AI involves using powerful computers to perform tasks that are typically associated with human intelligence. A type of AI known as deep learning uses complex mathematical algorithms, sometimes called convolutional neural networks, to extract features from data that it is then “trained” on.

This training allows the algorithm to recognize patterns and perform tasks such as analyzing images. In medicine, for example, such algorithms are being studied to see if they can help assess mammograms, detect precancerous tissue in the cervix, or detect cancerous moles more accurately.

To date, AI has been utilized in many medical imaging fields such as CT and magnetic resonance imagery (MRI), and has facilitated accurate diagnosis and treatment.

Advances in both imaging and computers have led to the rise in the potential use of artificial intelligence (AI) in various tasks for example in breast imaging, going beyond the current use in computer‐aided detection to include diagnosis, prognosis, response to therapy, and risk assessment. The automated capabilities of AI offer the potential to enhance the diagnostic expertise of clinicians, including accurate demarcation of tumor volume, extraction of characteristic cancer phenotypes, translation of tumoral phenotype features to clinical genotype implications, and risk prediction. The combination of image‐specific findings with the underlying genomic, pathologic, and clinical features is becoming of increasing value in various cancers.
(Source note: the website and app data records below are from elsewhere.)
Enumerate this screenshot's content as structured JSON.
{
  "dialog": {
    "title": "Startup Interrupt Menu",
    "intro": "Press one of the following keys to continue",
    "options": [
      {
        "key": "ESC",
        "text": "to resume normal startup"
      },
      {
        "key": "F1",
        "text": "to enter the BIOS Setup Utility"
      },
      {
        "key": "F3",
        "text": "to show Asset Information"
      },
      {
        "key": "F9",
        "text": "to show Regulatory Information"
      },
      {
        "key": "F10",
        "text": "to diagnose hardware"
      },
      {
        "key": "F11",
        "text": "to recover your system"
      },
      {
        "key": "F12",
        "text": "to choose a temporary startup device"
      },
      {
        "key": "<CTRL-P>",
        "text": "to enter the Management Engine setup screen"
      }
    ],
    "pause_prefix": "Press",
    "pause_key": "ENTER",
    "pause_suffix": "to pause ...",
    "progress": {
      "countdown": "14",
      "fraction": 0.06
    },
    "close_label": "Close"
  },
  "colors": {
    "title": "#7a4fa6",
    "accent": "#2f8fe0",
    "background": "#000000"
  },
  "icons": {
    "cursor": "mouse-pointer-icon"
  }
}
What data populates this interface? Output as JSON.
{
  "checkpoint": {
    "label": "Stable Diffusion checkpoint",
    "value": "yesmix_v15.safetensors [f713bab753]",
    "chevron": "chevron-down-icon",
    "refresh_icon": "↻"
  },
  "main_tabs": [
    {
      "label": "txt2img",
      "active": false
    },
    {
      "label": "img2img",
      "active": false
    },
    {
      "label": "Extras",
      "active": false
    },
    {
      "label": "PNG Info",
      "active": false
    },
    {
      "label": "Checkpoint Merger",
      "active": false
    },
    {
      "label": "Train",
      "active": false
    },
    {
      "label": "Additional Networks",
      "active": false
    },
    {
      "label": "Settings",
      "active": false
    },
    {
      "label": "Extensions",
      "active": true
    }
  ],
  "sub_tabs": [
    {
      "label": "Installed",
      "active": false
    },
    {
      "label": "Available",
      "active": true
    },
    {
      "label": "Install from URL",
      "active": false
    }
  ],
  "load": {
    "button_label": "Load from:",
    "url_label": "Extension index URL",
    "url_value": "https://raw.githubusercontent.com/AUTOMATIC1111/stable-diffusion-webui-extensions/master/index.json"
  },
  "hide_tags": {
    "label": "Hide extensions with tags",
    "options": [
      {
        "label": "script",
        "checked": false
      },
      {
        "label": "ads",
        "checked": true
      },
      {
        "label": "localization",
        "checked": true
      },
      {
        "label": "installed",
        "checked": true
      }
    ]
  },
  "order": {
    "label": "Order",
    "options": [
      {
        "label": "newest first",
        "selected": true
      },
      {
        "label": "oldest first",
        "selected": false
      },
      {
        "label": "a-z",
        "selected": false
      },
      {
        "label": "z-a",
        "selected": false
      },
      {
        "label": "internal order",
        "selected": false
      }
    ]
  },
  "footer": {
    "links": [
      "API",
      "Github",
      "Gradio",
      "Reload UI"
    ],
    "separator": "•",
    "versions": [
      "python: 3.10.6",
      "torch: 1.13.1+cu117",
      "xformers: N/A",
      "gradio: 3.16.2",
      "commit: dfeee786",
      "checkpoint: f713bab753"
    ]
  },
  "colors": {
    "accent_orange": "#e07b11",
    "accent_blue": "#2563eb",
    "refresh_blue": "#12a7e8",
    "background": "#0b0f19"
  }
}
The concurrent emergence of newer imaging techniques has provided radiologists with greater diagnostic tools and image datasets to analyze and interpret. Integrating an AI‐based workflow within different kinds of medical imaging enables the integration of multiple data streams into powerful multidisciplinary applications that may lead the path to personalized patient‐specific medicine.